Good morning! Whats for Breakfast?

March 24, 2010

Breakfast of Biodiversity’s content is nothing to be questioned. The point of the book was great and did open my eyes to issues I did not know of prior to reading this book. I was totally unaware of how terrible the agriculture and industry of bananas was. Luckily I don’t like to eat bananas. Unfortunately I love to drink coffee, and I drink it way too often. Before reading this book I had known Bananas/chiquita banana were terrible, but I did not know exactly why.

Other than learning why I should not like something I already didn’t like this book did not really hit the spot for me. Reading Breakfast of Biodiversity was not as bad as reading Nature, but I did find it really hard to get into. I would read a few pages and not remember what I had read because it just was not interesting to me. I realize the subject is very important, but with so many facts passing my eyes it was very hard to remember half of them.

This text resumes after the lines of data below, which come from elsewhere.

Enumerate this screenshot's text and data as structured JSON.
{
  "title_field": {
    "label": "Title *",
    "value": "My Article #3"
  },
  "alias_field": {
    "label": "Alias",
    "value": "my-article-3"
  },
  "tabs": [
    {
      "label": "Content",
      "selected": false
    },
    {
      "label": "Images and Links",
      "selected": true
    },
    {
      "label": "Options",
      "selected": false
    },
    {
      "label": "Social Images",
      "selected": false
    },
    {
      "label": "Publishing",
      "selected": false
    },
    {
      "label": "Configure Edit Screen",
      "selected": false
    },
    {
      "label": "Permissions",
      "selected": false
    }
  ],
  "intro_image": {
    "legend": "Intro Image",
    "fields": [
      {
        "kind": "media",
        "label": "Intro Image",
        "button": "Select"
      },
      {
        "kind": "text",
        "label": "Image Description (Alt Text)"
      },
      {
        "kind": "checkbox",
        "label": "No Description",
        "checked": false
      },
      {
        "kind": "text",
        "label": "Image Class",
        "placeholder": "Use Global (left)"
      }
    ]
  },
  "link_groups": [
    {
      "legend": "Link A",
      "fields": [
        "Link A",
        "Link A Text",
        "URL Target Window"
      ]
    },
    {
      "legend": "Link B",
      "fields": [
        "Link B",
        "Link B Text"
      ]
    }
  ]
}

One part of the book I really like was the portion about land ownership. The system seemed so messed up that reading about it was very fun for me. From my understanding, as long as someone declares residence on a particular portion of land after someone dies it is theirs? After the gringo left his farm due to drug charges and then the following 2 people died in interesting circumstances there were hoards of people living on that particular farm. This just seemed really crazy unorganized to me, which made it very interesting.

Breakfast of Biodiversity

March 24, 2010

Charlie and I split the book up into two parts, he did the first part and I did the second part. It seemed like an interesting read and easy read as well, but I found it got very boring in the second part of the book.

My part consisted of more of the economical side of things in a rain forest. This is where the book got more boring for me. I much would have liked to read about the banana’s. The book says that IMF and The World Bank and their methods. They believe that the World Bank and the IMF are both corrupted and heavy influenced by large corporations. They mention that the countries in the Global South owe the World Bank over 180 billion U.S. dollars even thought the World Bank is trying to reduce poverty. But the poverty levels are worse now than when they actually started.

Two things that I found that was interesting were:

17% of the world’s population is using 70% of the worlds energy resources.

That leaves about 30% of the available energy for the other 83% of the world

The authors point out that if past events are any indication, this 83% will eventually lay claim to an equal share of the energy and will eventually fight for their rights.

Costa Rican Policy-

  • Buying up and protecting large tracts of land
  • Passing legislation protecting these lands
  • Securing large sums of project money from foreigners
  • Mounting a large public relations campaign and promoting eco-tourism?

Author’s policy-

  • Banana companies must be regulated and expansion must be curbed

-These companies should no longer be allowed to employ workers for 89 days and then release them, just so they don’t have to pay them social security benefits

-Working conditions must be improved and job security must be implemented

  • Provide support for the locals

-Providing aid to the locals to make their farming operations as easy as possible

-These farmers cannot compete with the big banana companies

  • The local people should benefit equally from the eco-tourism industry

-Jobs should be provided for local people rather than cheap labor from across the border

All in all it was an informative book which I kind of liked at some points and disliked at others. But I believe everyone should read and understand what is happening to the rainforests.


March 24, 2010

The sound engineering firm Griffiths, Gibbons and Ramsay productions have created a mailable record player.  It is a portable, zero energy record player that plays “A town that found its sound,” with the help of a pencil.

The Cove

March 24, 2010

The Cove is a movie that I have not seen yet, but has won numerous awards including the latest Academy Awards for Best Documentary. This is a movie that I really want to see, and I think it brings life to a subject that very few people especially Americans are aware of, namely dolphin haunting. Check out the movies website and a clip of the trailer.